Element data from apps and pages:
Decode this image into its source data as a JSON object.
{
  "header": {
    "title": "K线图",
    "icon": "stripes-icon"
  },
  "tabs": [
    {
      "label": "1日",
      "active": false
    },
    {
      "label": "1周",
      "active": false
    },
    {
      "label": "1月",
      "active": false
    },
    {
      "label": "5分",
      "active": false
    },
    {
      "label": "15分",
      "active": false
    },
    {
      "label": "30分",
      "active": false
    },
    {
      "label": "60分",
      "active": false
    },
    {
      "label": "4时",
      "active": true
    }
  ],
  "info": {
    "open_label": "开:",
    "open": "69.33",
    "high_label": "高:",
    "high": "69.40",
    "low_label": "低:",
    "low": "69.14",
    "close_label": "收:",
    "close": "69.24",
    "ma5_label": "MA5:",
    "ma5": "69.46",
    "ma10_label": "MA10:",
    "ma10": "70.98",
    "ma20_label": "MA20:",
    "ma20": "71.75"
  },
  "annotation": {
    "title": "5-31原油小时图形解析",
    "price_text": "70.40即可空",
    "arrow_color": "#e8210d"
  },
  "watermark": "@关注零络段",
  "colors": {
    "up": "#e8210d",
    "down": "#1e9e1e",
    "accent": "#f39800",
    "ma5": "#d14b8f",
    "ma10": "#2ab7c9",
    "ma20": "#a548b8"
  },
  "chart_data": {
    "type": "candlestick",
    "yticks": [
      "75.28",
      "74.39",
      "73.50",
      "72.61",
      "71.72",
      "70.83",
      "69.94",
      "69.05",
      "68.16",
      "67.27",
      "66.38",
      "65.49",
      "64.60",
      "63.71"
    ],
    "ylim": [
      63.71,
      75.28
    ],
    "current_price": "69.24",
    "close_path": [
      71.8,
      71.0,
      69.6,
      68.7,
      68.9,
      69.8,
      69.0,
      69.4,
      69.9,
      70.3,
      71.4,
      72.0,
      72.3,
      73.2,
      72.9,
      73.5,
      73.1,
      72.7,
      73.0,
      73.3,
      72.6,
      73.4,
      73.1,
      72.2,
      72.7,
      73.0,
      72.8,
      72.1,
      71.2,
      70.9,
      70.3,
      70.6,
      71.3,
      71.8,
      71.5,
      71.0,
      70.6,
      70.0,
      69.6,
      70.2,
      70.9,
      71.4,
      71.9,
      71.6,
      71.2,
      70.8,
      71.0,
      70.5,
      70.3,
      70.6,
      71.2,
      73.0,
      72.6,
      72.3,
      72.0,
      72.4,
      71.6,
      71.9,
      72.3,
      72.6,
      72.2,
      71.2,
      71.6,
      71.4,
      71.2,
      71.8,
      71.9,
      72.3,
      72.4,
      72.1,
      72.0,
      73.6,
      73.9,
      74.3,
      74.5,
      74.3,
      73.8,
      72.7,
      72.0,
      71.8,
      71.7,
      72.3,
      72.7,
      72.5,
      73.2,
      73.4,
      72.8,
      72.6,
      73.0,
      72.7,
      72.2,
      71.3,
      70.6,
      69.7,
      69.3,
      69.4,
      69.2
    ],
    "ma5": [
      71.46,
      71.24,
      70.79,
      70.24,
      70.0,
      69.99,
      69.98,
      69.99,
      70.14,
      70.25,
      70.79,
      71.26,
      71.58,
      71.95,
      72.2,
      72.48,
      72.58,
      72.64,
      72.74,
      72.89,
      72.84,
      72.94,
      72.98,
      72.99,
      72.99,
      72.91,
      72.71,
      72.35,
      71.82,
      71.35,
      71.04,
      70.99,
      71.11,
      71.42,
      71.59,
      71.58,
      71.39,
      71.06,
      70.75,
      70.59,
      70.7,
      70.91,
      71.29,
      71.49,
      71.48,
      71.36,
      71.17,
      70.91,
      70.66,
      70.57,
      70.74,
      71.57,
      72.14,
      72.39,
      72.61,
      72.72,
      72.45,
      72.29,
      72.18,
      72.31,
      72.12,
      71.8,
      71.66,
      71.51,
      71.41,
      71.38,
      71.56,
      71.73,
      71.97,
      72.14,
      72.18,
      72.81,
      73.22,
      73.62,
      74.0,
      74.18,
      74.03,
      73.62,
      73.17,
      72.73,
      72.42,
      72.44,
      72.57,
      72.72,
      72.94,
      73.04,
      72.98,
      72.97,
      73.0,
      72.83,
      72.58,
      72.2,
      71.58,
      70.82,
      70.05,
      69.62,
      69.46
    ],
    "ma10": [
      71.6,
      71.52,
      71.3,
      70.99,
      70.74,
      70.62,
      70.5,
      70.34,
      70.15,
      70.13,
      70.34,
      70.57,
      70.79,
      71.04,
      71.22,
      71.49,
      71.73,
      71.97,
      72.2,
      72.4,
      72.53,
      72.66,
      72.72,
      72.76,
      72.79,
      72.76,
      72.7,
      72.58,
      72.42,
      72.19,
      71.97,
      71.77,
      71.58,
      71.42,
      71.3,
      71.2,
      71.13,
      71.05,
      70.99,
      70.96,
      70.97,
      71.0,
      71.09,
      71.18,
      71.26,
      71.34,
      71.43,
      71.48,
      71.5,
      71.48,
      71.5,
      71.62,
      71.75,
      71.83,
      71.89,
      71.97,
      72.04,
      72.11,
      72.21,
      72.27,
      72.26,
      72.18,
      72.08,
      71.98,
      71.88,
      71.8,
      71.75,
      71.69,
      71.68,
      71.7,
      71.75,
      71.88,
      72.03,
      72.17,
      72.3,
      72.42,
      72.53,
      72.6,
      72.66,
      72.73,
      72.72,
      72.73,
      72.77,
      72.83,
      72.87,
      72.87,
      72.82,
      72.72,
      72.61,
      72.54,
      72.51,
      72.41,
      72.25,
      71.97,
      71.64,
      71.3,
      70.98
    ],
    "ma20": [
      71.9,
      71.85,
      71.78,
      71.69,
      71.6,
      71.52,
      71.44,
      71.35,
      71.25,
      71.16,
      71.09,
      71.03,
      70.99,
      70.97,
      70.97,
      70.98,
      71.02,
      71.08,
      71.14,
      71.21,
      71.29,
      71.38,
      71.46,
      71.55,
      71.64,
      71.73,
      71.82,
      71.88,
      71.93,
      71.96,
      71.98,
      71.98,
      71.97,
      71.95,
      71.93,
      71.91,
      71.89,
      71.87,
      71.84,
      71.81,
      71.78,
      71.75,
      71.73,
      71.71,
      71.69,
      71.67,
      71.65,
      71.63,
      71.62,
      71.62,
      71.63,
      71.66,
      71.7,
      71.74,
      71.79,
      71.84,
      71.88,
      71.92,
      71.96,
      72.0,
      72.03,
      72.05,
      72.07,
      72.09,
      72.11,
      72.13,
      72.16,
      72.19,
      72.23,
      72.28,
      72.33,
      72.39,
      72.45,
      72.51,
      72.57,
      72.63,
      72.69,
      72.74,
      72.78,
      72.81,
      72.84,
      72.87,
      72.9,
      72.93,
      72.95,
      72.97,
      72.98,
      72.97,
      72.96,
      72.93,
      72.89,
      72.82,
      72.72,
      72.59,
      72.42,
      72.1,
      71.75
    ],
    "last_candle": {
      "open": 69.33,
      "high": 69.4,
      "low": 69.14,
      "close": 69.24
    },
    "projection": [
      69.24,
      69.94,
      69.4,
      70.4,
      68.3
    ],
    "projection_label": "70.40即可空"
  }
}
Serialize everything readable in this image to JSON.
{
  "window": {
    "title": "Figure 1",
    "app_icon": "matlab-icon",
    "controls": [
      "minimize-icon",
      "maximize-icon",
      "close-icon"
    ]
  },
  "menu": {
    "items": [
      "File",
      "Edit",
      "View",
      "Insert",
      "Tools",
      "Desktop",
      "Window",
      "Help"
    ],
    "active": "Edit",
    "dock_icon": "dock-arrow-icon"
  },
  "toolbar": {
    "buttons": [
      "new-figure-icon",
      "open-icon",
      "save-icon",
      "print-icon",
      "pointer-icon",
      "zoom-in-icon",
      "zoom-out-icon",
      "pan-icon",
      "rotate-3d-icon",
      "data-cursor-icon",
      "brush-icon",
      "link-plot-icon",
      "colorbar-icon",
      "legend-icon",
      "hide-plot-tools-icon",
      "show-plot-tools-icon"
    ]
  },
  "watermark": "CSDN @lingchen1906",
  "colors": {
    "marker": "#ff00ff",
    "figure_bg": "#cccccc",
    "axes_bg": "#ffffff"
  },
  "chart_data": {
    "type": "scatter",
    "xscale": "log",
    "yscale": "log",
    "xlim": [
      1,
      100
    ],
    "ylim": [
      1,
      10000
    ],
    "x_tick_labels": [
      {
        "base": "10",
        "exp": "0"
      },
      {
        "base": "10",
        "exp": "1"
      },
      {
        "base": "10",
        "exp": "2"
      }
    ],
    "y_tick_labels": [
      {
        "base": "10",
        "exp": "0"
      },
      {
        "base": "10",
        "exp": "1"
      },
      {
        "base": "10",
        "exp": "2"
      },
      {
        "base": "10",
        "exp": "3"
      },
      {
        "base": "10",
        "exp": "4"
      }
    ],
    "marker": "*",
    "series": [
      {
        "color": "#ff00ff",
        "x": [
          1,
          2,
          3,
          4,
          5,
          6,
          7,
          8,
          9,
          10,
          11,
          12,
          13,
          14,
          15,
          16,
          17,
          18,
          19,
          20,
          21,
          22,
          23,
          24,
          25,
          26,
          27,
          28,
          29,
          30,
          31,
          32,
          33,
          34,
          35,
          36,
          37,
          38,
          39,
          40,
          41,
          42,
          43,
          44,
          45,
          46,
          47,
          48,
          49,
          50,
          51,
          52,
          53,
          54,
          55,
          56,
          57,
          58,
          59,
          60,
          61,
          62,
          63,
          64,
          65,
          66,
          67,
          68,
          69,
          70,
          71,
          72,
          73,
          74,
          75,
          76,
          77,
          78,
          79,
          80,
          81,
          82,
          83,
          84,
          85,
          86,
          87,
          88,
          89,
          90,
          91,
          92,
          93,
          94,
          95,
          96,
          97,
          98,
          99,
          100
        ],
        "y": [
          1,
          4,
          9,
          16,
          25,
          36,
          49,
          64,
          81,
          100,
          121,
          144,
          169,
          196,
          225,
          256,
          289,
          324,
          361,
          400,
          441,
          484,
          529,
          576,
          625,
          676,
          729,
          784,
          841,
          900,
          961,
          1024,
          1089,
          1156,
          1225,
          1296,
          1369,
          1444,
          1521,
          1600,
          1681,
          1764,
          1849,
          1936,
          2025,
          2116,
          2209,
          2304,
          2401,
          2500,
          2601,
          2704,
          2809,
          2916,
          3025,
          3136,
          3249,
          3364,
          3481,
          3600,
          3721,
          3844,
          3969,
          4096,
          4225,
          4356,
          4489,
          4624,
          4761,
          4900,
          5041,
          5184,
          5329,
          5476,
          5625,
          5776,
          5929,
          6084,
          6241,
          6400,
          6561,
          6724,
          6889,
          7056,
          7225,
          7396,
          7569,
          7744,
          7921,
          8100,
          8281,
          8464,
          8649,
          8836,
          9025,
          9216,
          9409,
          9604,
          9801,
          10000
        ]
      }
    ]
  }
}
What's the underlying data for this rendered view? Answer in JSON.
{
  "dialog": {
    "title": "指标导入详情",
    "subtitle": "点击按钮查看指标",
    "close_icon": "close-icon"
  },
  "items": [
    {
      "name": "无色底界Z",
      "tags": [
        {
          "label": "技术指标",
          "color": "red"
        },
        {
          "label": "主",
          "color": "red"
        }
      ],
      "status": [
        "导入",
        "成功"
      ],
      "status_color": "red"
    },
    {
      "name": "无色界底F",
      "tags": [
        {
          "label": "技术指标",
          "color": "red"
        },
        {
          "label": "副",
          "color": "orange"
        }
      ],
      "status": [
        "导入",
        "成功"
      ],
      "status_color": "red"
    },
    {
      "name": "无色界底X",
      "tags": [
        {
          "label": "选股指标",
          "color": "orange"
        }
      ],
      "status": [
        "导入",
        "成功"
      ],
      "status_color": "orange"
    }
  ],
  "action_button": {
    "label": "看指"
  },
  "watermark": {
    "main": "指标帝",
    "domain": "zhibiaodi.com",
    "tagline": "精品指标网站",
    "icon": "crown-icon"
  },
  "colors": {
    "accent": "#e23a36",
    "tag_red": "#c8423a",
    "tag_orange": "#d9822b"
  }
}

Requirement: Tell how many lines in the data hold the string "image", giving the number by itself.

Your response: 2